Southern California Region continues to have zero available ICU capacity

OW Staff Writer | 1/20/2021, 2:16 p.m.
Public Health is pleased to report nearly 99 percent of all skilled nursing facilities in the County received doses of ...

The LA County Department of Public Health is pleased to report 335 of 340 (nearly 99%) of all skilled nursing facilities in the County received and administered their first doses of COVID-19 vaccine. Nearly 39,000 doses have been administered to staff and residents. The remaining facilities are currently vaccinating or are scheduling vaccinations this week.

Additionally, for facilities that completed their first doses, Public Health is supporting distribution and administration of their second doses of vaccine.

All skilled nursing facilities in the County conduct weekly testing of residents and staff. For the week of Jan. 2, more than 70,000 COVID-19 tests were completed among staff and residents. A total of 2,532 people tested positive for COVID-19; 1,423 new cases among residents and 1,109 new cases among staff; this is a positivity rate of just under 4 percent and significantly lower than the 15 percent positivity rate among the general public.

Public Health remains in regular contact with skilled nursing facilities and provides facilities with technical assistance, guidance, emergency supplies of personal protective equipment, and COVID-19 vaccine and testing support. The proportion of deaths occurring among residents at skilled nursing facilities has dropped from 50 percent last summer to under 7 percent this winter.

“We wish healing and peace to those grieving a loved one who passed away from COVID-19,” said Barbara Ferrer, PhD, MPH, MEd, Director of Public Health. “As we honor the legacy of Reverend Dr. Martin Luther King Jr., we are reminded that, together, we can make change for the better. We are closer and closer to ending this pandemic, and collective action is what makes the difference in how many more people die.

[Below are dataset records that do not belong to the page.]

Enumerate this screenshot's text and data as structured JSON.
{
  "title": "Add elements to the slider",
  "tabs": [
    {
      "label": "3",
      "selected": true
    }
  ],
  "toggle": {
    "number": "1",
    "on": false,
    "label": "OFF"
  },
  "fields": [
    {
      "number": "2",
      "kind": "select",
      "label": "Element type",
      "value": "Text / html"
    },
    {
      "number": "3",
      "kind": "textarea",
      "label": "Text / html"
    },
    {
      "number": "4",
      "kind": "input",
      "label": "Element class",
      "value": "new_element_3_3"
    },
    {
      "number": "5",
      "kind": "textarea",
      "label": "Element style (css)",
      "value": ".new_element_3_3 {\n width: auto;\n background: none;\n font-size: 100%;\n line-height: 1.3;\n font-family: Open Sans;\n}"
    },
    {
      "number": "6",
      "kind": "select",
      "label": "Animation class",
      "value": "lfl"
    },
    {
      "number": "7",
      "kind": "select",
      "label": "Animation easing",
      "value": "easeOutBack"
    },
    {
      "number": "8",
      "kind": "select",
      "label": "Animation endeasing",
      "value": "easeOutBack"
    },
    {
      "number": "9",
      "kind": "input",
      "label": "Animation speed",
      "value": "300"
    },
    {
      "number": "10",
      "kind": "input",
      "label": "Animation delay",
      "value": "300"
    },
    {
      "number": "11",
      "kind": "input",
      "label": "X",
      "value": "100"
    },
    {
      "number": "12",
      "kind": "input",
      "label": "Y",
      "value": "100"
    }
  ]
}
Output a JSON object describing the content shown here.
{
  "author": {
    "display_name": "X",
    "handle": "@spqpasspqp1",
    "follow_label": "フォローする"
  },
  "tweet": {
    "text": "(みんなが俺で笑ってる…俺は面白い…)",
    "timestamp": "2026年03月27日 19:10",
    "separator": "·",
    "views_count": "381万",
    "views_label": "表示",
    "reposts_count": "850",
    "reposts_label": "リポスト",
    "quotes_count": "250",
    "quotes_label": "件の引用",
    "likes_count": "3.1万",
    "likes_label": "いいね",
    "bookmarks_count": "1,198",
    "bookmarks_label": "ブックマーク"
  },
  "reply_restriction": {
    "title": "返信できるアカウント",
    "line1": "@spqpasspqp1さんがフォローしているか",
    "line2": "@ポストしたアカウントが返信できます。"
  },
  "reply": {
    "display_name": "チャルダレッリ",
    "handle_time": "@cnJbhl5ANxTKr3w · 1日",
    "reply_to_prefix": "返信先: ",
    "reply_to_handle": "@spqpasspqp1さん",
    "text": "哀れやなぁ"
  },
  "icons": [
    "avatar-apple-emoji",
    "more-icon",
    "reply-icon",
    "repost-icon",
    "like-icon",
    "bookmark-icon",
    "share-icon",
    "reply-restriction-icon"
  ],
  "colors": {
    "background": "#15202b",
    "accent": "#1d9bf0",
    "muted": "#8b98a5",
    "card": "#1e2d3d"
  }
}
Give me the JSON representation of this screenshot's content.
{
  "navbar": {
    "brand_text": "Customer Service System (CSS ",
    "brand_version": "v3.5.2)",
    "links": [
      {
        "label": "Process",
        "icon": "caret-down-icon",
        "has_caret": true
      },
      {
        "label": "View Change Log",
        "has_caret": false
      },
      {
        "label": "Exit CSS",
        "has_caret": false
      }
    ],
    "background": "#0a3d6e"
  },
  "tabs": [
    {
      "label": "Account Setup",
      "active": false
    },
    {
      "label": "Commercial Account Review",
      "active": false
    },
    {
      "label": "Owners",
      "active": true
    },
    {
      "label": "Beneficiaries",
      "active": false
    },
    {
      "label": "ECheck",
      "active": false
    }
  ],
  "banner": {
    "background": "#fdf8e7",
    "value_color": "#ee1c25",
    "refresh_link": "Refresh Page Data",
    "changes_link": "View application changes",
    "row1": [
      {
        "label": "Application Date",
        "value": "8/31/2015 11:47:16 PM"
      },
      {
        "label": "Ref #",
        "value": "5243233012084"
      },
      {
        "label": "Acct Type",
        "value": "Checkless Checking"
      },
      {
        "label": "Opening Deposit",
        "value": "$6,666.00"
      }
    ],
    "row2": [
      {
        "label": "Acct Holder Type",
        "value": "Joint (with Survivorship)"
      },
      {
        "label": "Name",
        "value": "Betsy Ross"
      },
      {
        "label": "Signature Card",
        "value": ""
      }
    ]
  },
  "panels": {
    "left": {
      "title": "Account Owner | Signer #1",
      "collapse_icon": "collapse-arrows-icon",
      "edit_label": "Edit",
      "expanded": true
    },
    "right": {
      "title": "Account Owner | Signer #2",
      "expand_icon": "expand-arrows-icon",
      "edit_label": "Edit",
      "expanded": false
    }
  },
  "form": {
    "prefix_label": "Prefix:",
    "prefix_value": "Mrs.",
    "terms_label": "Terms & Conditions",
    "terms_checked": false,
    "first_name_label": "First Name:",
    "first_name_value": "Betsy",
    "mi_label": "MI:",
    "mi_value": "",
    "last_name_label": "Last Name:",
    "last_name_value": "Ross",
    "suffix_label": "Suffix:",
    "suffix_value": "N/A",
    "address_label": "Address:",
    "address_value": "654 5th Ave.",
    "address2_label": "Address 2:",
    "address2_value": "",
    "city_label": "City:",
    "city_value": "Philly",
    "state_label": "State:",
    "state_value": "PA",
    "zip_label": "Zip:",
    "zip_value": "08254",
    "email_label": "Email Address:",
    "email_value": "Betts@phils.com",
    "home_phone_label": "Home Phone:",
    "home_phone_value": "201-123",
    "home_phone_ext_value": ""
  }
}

“It will take a few more months before there is enough vaccine supply available and enough people vaccinated to provide us with the level of protection needed to end the pandemic. Given the emergence of variants that may be more easily transmissible, now would be the time to figure out how you should modify your current activities to reduce exposure to others since many people who are out and about are infected with COVID-19. Please continue to stay home as much as possible, wear a face covering and stay at least six feet away from people you do not live with at all times.”

If you have symptoms or test positive for COVID-19, isolate immediately from your family and others. Individuals with underlying health conditions and those that are older should remain in their home and ask others living with you to wear a face covering when they are nearby. If you are having severe symptoms including difficulty breathing, persistent pain or pressure in the chest, inability to wake or stay awake and/or bluish lips or face, go to an emergency room or call 911.